Records drawn from a dataset
++++++++
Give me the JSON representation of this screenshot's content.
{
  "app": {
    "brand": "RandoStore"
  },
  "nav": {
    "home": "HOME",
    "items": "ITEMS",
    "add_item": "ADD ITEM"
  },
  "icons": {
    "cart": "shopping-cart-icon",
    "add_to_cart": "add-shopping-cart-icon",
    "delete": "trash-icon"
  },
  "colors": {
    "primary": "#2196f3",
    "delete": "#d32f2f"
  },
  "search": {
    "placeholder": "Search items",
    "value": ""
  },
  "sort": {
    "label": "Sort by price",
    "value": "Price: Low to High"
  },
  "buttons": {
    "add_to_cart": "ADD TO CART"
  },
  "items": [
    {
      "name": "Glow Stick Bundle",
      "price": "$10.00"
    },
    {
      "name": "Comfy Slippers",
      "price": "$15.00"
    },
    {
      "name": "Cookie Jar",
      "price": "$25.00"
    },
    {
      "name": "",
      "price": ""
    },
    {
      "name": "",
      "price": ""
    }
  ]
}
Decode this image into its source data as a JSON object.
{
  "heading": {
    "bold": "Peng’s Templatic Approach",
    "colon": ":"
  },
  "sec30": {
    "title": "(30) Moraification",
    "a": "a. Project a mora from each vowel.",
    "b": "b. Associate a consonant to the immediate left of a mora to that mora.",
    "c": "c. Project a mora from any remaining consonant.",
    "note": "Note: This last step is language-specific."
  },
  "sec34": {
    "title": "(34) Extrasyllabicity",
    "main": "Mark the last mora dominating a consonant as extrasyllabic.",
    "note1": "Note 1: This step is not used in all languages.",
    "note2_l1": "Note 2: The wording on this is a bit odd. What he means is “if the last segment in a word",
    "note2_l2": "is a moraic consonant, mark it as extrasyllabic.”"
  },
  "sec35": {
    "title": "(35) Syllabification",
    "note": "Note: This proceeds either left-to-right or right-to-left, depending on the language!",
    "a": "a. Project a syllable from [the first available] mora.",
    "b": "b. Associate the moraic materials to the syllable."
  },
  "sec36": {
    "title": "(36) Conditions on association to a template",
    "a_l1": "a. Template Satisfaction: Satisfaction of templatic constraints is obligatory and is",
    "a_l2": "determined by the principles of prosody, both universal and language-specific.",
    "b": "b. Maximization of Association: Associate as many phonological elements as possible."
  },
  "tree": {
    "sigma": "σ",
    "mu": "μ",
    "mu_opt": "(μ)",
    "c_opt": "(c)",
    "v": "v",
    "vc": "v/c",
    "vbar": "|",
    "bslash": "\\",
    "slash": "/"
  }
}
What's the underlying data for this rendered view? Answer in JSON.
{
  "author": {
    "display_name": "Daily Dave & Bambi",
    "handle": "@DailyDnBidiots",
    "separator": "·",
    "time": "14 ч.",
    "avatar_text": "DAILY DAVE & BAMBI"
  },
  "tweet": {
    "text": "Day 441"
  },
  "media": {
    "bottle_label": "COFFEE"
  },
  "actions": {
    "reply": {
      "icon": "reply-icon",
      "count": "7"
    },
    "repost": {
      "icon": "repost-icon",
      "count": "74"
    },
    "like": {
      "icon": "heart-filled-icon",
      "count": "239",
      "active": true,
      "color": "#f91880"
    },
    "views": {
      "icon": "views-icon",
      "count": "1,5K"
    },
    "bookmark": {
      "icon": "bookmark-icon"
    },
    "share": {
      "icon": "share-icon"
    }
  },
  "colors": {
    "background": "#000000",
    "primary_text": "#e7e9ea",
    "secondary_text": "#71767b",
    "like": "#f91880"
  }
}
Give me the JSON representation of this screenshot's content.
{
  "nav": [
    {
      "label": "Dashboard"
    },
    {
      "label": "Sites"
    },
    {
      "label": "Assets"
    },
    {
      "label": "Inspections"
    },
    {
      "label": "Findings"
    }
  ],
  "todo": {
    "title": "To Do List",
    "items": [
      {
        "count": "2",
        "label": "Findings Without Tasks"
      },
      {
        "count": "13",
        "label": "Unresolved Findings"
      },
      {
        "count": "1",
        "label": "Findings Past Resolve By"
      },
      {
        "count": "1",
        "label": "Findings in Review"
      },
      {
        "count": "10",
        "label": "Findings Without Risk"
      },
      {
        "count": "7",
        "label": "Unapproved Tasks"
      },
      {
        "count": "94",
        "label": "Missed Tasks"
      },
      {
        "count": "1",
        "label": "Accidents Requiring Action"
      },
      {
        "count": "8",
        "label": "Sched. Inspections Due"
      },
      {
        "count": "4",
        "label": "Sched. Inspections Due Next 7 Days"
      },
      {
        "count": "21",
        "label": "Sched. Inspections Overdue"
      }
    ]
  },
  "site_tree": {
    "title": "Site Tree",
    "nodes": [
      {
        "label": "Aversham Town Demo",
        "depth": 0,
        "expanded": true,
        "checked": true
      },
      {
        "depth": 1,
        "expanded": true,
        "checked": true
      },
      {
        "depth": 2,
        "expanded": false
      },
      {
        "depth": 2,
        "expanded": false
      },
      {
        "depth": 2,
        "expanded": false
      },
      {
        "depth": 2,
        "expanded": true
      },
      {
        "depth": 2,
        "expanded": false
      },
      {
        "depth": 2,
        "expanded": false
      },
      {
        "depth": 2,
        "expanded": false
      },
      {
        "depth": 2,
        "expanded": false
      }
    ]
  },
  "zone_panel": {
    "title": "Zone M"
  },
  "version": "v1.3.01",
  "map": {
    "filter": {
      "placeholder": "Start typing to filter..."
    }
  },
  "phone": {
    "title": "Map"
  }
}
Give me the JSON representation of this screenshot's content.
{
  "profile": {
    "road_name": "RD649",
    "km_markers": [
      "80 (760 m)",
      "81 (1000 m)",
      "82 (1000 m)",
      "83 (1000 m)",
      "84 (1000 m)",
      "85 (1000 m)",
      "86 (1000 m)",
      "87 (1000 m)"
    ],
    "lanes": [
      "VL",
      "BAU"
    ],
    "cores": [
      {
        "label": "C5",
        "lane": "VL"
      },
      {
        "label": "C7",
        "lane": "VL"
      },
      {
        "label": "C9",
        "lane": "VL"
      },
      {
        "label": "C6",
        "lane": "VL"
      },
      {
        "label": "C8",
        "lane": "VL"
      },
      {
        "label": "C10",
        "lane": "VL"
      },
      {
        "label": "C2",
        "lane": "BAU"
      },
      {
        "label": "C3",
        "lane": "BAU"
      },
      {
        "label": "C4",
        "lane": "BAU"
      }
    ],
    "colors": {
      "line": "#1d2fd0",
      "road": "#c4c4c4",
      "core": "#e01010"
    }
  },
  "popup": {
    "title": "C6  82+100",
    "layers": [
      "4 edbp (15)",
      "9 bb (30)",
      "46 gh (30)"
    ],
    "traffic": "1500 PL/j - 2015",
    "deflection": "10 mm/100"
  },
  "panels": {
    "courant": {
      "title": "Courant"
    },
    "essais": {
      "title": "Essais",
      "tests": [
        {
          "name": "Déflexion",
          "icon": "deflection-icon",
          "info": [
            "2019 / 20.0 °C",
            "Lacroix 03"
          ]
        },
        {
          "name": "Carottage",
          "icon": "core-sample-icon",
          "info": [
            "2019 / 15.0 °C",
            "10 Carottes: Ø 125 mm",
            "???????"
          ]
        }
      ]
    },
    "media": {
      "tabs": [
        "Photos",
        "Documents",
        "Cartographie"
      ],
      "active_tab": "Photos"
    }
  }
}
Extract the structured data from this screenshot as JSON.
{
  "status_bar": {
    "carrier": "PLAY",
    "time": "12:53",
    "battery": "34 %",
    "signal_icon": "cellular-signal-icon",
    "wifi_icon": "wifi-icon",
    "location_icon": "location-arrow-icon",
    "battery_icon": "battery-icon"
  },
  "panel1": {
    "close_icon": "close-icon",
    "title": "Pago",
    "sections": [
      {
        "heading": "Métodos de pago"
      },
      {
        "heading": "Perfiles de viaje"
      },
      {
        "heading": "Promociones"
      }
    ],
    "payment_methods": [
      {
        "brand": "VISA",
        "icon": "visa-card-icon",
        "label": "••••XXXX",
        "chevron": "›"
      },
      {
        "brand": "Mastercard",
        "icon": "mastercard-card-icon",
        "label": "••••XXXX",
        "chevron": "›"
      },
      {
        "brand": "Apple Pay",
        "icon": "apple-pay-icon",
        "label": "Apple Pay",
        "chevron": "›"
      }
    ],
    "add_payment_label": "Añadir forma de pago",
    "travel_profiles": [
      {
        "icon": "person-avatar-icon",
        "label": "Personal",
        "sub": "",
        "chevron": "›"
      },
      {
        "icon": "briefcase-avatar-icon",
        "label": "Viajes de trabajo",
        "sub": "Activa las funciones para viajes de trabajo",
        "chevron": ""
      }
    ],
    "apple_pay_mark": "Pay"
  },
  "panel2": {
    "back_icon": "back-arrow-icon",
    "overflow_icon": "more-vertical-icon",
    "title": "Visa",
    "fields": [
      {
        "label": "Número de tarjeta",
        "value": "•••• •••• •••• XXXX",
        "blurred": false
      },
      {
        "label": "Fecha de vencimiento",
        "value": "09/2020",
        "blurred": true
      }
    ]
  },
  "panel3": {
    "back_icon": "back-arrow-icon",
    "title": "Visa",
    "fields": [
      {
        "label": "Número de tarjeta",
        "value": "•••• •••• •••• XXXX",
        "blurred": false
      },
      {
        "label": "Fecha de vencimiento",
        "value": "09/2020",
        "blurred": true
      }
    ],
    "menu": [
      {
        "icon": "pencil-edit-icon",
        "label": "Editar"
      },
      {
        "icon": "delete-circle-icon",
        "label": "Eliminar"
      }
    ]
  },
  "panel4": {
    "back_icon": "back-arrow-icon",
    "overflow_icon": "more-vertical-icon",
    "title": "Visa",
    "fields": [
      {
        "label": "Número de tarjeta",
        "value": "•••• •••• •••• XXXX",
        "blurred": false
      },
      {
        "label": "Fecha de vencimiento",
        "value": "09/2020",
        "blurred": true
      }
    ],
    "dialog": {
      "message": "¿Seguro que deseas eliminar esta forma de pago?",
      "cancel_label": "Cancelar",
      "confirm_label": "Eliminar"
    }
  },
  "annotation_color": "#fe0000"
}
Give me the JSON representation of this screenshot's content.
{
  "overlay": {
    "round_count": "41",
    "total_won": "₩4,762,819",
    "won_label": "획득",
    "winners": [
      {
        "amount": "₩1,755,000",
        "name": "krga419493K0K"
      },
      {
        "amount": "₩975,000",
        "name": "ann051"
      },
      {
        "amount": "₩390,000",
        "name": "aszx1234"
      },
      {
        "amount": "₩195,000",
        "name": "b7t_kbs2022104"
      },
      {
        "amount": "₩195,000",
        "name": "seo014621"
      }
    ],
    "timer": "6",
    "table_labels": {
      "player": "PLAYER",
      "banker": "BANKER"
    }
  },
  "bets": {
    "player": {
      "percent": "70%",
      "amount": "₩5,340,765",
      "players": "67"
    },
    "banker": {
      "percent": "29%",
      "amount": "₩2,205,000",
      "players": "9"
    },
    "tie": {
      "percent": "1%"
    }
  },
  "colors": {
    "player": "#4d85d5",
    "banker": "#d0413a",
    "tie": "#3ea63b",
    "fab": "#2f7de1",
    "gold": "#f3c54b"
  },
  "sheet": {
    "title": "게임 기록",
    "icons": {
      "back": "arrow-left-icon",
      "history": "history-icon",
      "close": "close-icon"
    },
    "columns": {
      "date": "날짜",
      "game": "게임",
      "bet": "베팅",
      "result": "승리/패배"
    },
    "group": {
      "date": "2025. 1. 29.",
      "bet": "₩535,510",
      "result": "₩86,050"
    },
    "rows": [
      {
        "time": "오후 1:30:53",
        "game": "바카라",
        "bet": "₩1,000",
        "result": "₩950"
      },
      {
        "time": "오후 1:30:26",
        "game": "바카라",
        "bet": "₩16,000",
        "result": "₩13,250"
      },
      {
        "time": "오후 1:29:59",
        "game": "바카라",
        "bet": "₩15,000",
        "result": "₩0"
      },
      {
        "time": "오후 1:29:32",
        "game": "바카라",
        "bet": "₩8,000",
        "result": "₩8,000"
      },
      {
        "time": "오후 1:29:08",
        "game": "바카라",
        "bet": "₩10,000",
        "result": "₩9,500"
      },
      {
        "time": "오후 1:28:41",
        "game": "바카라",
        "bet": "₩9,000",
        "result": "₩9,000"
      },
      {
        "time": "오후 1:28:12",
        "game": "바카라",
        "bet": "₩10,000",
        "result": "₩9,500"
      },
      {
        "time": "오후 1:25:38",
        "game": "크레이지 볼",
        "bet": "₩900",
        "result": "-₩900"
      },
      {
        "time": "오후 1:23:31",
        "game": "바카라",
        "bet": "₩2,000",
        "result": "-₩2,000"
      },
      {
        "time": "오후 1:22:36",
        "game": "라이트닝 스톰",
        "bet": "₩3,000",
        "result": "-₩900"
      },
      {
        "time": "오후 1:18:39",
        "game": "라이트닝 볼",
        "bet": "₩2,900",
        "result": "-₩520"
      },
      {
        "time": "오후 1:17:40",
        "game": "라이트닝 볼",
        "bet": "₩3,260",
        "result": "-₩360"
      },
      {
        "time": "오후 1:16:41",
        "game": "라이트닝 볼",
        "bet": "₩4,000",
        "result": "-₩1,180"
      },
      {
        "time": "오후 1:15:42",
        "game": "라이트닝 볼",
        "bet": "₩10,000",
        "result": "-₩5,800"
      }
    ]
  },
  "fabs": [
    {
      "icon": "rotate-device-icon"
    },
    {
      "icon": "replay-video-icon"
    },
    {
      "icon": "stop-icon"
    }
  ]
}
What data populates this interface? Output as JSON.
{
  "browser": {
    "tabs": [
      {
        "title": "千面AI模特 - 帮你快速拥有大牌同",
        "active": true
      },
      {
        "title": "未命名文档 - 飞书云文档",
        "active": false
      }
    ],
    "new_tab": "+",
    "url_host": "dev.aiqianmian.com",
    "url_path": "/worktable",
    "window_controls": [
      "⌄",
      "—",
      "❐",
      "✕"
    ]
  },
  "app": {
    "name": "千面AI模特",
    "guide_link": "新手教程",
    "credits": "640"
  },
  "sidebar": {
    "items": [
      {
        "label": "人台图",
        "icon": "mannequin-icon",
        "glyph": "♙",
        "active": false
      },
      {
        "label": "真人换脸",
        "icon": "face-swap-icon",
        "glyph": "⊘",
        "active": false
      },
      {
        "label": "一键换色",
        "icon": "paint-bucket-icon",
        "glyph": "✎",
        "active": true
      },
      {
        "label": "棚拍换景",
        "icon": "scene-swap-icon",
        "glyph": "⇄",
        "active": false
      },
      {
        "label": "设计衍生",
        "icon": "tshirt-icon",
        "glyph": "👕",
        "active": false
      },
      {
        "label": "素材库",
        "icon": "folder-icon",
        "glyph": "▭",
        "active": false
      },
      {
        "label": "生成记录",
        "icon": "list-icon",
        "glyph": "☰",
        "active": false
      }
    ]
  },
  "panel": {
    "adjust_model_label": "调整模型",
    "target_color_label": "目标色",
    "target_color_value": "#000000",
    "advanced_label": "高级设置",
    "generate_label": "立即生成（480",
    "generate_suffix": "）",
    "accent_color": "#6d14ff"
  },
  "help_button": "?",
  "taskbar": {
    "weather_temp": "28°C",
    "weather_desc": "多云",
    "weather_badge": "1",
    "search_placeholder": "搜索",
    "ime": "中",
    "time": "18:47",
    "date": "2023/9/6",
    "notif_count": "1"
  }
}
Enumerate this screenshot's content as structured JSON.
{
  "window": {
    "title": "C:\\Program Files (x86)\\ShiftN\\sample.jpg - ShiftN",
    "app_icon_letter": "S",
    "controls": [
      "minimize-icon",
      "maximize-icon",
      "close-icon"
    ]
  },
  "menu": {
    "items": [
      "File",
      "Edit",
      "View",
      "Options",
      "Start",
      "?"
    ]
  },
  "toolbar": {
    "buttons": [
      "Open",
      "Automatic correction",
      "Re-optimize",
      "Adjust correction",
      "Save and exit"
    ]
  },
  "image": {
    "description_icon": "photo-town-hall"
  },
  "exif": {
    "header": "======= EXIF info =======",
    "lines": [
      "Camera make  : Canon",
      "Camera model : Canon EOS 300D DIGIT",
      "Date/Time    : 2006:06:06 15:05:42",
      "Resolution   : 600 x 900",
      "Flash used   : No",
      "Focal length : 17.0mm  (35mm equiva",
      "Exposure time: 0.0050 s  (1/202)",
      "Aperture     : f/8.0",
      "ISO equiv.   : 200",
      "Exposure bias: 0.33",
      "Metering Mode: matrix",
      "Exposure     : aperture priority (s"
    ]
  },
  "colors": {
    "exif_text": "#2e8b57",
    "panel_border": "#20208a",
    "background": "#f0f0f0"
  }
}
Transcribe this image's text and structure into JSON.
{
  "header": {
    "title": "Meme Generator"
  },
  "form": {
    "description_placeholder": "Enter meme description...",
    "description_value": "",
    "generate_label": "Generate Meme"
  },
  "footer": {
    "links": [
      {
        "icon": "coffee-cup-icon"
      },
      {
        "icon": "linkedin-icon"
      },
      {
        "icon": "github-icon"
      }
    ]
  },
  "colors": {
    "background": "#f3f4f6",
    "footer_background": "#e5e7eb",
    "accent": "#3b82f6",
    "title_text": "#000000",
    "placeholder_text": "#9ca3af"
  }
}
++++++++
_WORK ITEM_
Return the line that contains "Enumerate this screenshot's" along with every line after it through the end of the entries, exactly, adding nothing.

_WRITTEN SOLUTION_
Enumerate this screenshot's content as structured JSON.
{
  "window": {
    "title": "C:\\Program Files (x86)\\ShiftN\\sample.jpg - ShiftN",
    "app_icon_letter": "S",
    "controls": [
      "minimize-icon",
      "maximize-icon",
      "close-icon"
    ]
  },
  "menu": {
    "items": [
      "File",
      "Edit",
      "View",
      "Options",
      "Start",
      "?"
    ]
  },
  "toolbar": {
    "buttons": [
      "Open",
      "Automatic correction",
      "Re-optimize",
      "Adjust correction",
      "Save and exit"
    ]
  },
  "image": {
    "description_icon": "photo-town-hall"
  },
  "exif": {
    "header": "======= EXIF info =======",
    "lines": [
      "Camera make  : Canon",
      "Camera model : Canon EOS 300D DIGIT",
      "Date/Time    : 2006:06:06 15:05:42",
      "Resolution   : 600 x 900",
      "Flash used   : No",
      "Focal length : 17.0mm  (35mm equiva",
      "Exposure time: 0.0050 s  (1/202)",
      "Aperture     : f/8.0",
      "ISO equiv.   : 200",
      "Exposure bias: 0.33",
      "Metering Mode: matrix",
      "Exposure     : aperture priority (s"
    ]
  },
  "colors": {
    "exif_text": "#2e8b57",
    "panel_border": "#20208a",
    "background": "#f0f0f0"
  }
}
Transcribe this image's text and structure into JSON.
{
  "header": {
    "title": "Meme Generator"
  },
  "form": {
    "description_placeholder": "Enter meme description...",
    "description_value": "",
    "generate_label": "Generate Meme"
  },
  "footer": {
    "links": [
      {
        "icon": "coffee-cup-icon"
      },
      {
        "icon": "linkedin-icon"
      },
      {
        "icon": "github-icon"
      }
    ]
  },
  "colors": {
    "background": "#f3f4f6",
    "footer_background": "#e5e7eb",
    "accent": "#3b82f6",
    "title_text": "#000000",
    "placeholder_text": "#9ca3af"
  }
}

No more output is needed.